Although the illustration description for Urizen, copy A, applies “Blakean” to our focal motif “streams of gore,” Blake does not retreat into original production after the earlier Stedman works. Illustrations for others’ poetry continue to inform the way he depicts various streams of gore. Commissioned in 1797 by Blake’s friend, the sculptor John Flaxman, as a gift for his wife Ann, the 116 water-color illustrations to Thomas Gray’s poems are among Blake’s major achievements as an illustrator. His illustrations respond to Gray’s poems in a variety of ways, but always with respect for the specifics in the text. Many motifs are visualizations—and hence literalizations—of Gray’s metaphoric images, and such is the case with “The Fatal Sisters: Page 6,” object 72, which is marked with the “streams of gore” text tag. One can immediately recognize parts of human bodies on the left side of the design but the meaning of the streams-of-gore motif here is incomplete without recourse to the accompanying text.
“See the grisly texture grow!
(‘Tis of human entrails made,)
And the weights that play below,
Each a gasping warrior’s head.
Shafts for shuttles, dipt in gore,
Shoot the trembling cords along.
Sword, that once a monarch bore,
Keep the tissue close and strong.”
Abstracted, the gory bodies here literalize an image of corporeal weaving. Yet the anguished expressions of the four heads near the bottom margin arguably anchor this “streams of gore” image within Blake’s previous depictions of bloody, pained bodies.
Blake, Illustrations to Gray’s “Poems”, object 72, c. 1797-8, “The Fatal Sisters: Page 6”

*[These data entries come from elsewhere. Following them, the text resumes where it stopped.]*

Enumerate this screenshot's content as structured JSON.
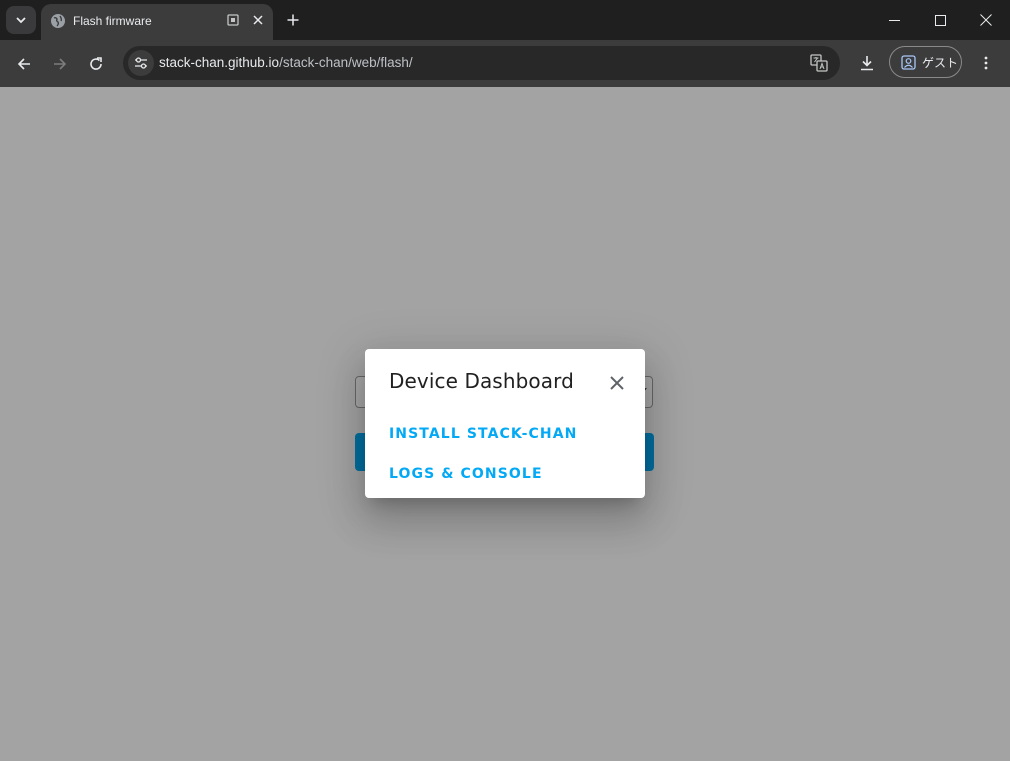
{
  "browser": {
    "tab": {
      "title": "Flash firmware"
    },
    "url": {
      "host": "stack-chan.github.io",
      "path": "/stack-chan/web/flash/"
    },
    "profile": {
      "label": "ゲスト"
    }
  },
  "dialog": {
    "title": "Device Dashboard",
    "actions": [
      {
        "label": "INSTALL STACK-CHAN"
      },
      {
        "label": "LOGS & CONSOLE"
      }
    ]
  },
  "colors": {
    "accent": "#03a9f4",
    "dialog_background": "#ffffff",
    "browser_frame": "#1f1f1f",
    "toolbar": "#3c3c3c"
  },
  "icons": {
    "tab_search": "chevron-down-icon",
    "favicon": "globe-icon",
    "tab_memory": "memory-saver-icon",
    "tab_close": "close-icon",
    "new_tab": "plus-icon",
    "minimize": "minimize-icon",
    "maximize": "maximize-icon",
    "window_close": "close-icon",
    "back": "arrow-left-icon",
    "forward": "arrow-right-icon",
    "reload": "reload-icon",
    "site_info": "tune-icon",
    "translate": "translate-icon",
    "download": "download-icon",
    "profile": "person-icon",
    "menu": "more-vert-icon",
    "dialog_close": "close-icon"
  }
}
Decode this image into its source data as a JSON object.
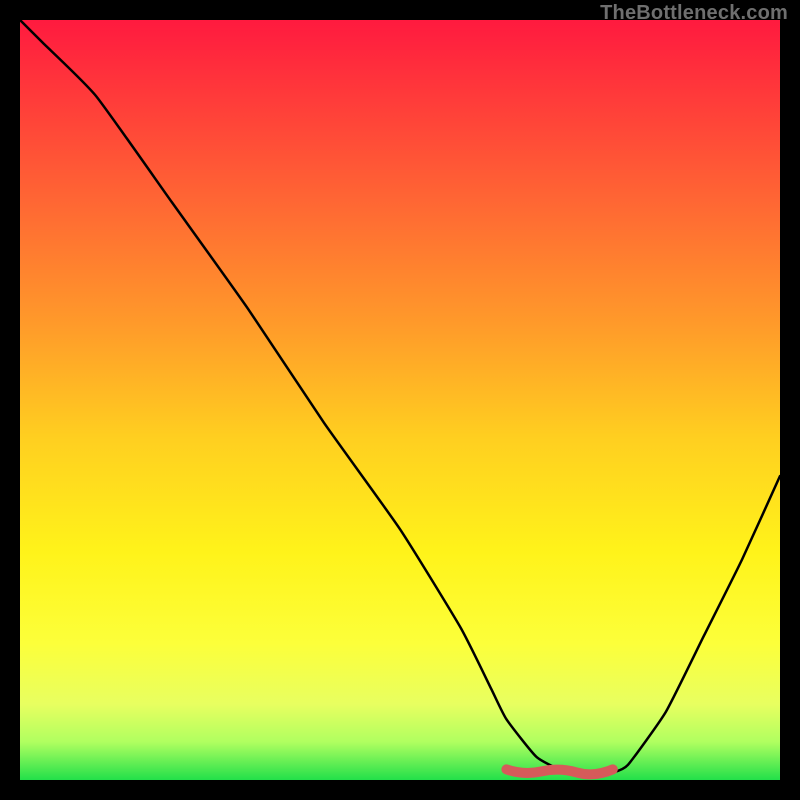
{
  "watermark": "TheBottleneck.com",
  "chart_data": {
    "type": "line",
    "title": "",
    "xlabel": "",
    "ylabel": "",
    "xlim": [
      0,
      100
    ],
    "ylim": [
      0,
      100
    ],
    "grid": false,
    "series": [
      {
        "name": "bottleneck-curve",
        "x": [
          0,
          3,
          10,
          20,
          30,
          40,
          50,
          58,
          62,
          64,
          68,
          72,
          76,
          78,
          80,
          85,
          90,
          95,
          100
        ],
        "values": [
          100,
          97,
          90,
          76,
          62,
          47,
          33,
          20,
          12,
          8,
          3,
          1,
          1,
          1,
          2,
          9,
          19,
          29,
          40
        ]
      }
    ],
    "highlight": {
      "name": "sweet-spot",
      "x_start": 64,
      "x_end": 78,
      "y": 1
    },
    "gradient_stops": [
      {
        "offset": 0.0,
        "color": "#ff1a3f"
      },
      {
        "offset": 0.1,
        "color": "#ff3a3a"
      },
      {
        "offset": 0.25,
        "color": "#ff6a33"
      },
      {
        "offset": 0.4,
        "color": "#ff9a2a"
      },
      {
        "offset": 0.55,
        "color": "#ffcf20"
      },
      {
        "offset": 0.7,
        "color": "#fff31a"
      },
      {
        "offset": 0.82,
        "color": "#fcff3a"
      },
      {
        "offset": 0.9,
        "color": "#e8ff60"
      },
      {
        "offset": 0.95,
        "color": "#b0ff60"
      },
      {
        "offset": 1.0,
        "color": "#22e04a"
      }
    ]
  }
}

Streams of gore appear most frequently (four times in different plates) in Blake’s final and longest epic Jerusalem The Emanation of The Giant Albion, which included 100 plates designed and etched between 1804-1820. Although the bodies in these plates typically appear as recognizable wholes (like those in Stedman), they also draw on Blake’s earlier use of the motif in Urizen and his illustration to Gray’s “Poems” through their expansion of the body with networks of entrails and bodily vessels. These streams of gore, thus, not only appear to cause pain when manipulated by others (as in the case of Jerusalem object 25) but also connect figures to each other and the environment around them. These images, as well as the accompanying text in some cases, prompt considerations of the autonomy of bodies (particular the separation of inside and outside) and the relationship of bodies in the world to the physical, divine, or mythological worlds they inhabit.

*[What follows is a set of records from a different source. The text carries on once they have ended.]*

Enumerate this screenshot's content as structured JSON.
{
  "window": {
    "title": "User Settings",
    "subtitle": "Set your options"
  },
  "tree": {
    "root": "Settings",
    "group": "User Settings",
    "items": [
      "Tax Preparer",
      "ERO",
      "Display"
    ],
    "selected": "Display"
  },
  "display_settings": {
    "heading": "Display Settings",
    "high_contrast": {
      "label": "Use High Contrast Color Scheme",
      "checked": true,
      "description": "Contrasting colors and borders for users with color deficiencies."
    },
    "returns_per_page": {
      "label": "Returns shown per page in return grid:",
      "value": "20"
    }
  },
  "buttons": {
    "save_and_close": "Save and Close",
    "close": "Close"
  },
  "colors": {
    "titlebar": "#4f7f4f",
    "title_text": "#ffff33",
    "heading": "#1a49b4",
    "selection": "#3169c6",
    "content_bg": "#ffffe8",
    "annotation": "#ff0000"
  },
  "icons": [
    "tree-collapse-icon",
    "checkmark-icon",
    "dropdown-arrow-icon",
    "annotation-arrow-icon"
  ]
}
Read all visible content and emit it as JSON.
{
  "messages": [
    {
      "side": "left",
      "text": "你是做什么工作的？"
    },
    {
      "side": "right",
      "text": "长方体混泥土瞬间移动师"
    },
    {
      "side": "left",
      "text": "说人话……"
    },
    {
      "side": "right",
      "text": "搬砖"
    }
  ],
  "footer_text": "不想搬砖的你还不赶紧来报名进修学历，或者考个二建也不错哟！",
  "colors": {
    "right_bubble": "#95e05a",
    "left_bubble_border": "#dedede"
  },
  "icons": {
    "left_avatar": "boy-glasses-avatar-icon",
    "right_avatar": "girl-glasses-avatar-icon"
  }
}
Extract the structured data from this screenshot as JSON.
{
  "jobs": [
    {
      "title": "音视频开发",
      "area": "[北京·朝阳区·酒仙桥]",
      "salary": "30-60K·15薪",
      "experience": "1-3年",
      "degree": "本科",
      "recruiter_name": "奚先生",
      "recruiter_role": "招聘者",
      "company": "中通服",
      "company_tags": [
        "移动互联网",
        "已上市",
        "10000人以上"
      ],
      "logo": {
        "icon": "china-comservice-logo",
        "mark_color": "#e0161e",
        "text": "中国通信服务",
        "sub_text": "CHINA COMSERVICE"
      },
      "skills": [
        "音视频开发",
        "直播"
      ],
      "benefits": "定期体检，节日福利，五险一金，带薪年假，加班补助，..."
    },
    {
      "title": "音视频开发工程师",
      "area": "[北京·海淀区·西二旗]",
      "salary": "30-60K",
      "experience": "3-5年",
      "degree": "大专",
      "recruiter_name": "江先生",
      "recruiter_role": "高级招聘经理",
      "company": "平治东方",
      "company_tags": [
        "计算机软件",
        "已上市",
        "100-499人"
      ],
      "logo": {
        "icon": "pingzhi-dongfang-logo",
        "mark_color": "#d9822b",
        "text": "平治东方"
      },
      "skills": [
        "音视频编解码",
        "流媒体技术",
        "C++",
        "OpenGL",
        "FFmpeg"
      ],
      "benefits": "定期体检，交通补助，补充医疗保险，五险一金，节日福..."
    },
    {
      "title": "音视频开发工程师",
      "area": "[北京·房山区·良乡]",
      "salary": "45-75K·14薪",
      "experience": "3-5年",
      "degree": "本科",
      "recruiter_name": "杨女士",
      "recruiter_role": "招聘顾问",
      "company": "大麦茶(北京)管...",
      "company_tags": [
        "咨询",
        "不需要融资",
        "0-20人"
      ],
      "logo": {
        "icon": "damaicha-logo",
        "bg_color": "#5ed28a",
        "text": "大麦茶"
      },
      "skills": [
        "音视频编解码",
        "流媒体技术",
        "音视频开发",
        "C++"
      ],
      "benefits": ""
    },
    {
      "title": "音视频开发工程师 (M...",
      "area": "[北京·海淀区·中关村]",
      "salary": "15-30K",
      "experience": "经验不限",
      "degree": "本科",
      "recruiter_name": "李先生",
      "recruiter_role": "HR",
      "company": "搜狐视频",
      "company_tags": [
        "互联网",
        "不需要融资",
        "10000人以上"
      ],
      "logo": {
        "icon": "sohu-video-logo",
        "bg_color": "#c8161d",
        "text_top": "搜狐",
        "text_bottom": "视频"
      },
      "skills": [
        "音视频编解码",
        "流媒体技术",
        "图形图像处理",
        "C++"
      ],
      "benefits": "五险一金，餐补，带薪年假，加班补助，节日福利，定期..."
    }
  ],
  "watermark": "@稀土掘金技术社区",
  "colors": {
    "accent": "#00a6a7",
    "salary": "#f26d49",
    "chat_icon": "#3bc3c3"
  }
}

Blake, Jerusalem The Emanation of The Giant Albion, 1821, (left to right) objects 25, 57, 74, 94
The latest work in which the “streams of gore” tag appears is Blake’s illustrations to Dante’s “Divine Comedy,” object 43, from 1824-27. The gory stream, or rather loop in this instance, constitutes the central focal point of the image and connection linking the figure at left, Ciampolo the Barrator, who looks down at the wound, with the group of devils at right, one of whom wields the hooked weapon. Directly below the hooked flesh, Ciampolo’s contorted right hand highlights the figure’s pain, in a way not dissimilar from the contorted bodies in Blake’s illustrations to Stedman.
Blake, Illustrations to Dante’s “Divine Comedy”, object 43, 1824-1827, “Ciampolo the Barrator Tormented by the Devils”

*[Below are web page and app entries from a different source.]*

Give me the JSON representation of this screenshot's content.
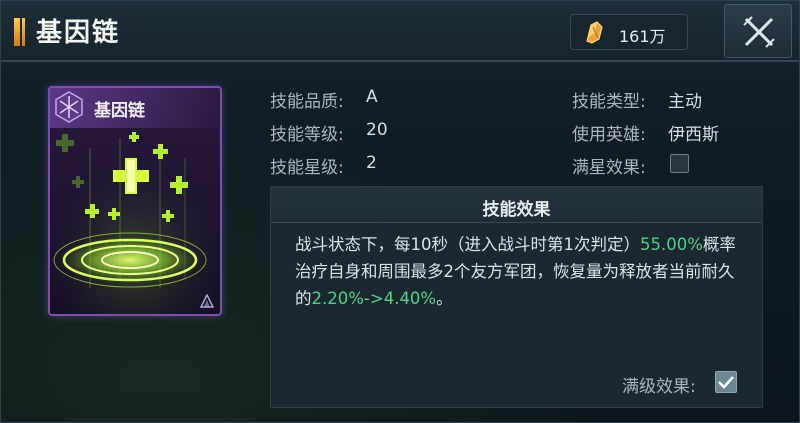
{
  "header": {
    "title": "基因链",
    "currency_amount": "161万",
    "icons": {
      "currency": "gold-crystal-icon",
      "close": "close-x-icon"
    }
  },
  "card": {
    "name": "基因链",
    "icons": {
      "badge": "hexagon-emblem-icon",
      "corner": "rank-mark-icon"
    }
  },
  "stats": {
    "quality_label": "技能品质:",
    "quality_value": "A",
    "level_label": "技能等级:",
    "level_value": "20",
    "star_label": "技能星级:",
    "star_value": "2",
    "type_label": "技能类型:",
    "type_value": "主动",
    "hero_label": "使用英雄:",
    "hero_value": "伊西斯",
    "max_star_label": "满星效果:",
    "max_star_checked": false
  },
  "effect": {
    "title": "技能效果",
    "text_1": "战斗状态下，每10秒（进入战斗时第1次判定）",
    "highlight_1": "55.00%",
    "text_2": "概率治疗自身和周围最多2个友方军团，恢复量为释放者当前耐久的",
    "highlight_2": "2.20%->4.40%",
    "text_3": "。",
    "max_level_label": "满级效果:",
    "max_level_checked": true
  },
  "colors": {
    "highlight": "#4fd18a",
    "card_border": "#7a4fb0",
    "title_accent": "#ffce4a"
  }
}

More than anything, however, this tour through Blake’s “streams of gore” illustrates a potential way to use the textual tagging system to trace a single motif and all its variations throughout his productions across time and media. Without the assistance of such a digital tool, one may never know (gasp!) the extent to which stream of gore—or a huge number of other motifs—recur in many manifestations in Blake’s works.